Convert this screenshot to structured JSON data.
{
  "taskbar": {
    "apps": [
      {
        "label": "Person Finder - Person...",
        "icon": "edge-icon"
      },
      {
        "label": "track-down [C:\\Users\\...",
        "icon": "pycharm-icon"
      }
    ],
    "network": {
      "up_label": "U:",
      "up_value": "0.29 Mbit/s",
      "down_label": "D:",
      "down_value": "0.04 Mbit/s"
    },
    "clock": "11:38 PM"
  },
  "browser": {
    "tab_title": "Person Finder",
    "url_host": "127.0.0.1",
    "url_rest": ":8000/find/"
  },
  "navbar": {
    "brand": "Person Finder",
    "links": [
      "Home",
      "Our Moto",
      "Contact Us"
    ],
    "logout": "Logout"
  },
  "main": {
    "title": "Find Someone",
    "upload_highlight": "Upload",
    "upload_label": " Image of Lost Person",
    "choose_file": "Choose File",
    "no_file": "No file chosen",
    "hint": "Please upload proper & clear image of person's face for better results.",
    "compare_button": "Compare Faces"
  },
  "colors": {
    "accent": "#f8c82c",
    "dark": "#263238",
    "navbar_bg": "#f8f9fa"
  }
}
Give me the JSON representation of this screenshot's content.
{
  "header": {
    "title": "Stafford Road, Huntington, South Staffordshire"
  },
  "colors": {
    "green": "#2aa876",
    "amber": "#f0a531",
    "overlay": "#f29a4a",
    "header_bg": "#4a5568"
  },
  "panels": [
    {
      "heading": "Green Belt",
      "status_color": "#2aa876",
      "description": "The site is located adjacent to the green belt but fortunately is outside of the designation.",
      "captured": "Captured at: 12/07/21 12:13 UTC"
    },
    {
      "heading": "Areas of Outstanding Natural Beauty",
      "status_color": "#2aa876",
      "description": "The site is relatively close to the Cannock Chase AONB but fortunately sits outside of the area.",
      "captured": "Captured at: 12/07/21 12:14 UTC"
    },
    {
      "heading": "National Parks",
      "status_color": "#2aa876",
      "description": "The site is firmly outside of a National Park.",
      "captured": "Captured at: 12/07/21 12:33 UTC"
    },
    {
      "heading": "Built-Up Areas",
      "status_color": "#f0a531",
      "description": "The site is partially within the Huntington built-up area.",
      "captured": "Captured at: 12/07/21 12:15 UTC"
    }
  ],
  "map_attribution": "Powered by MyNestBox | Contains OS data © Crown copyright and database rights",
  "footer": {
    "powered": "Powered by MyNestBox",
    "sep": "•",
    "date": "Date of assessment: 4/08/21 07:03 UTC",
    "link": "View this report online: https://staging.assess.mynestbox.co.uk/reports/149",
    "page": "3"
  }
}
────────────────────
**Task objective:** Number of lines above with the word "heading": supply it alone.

**Task output:** 4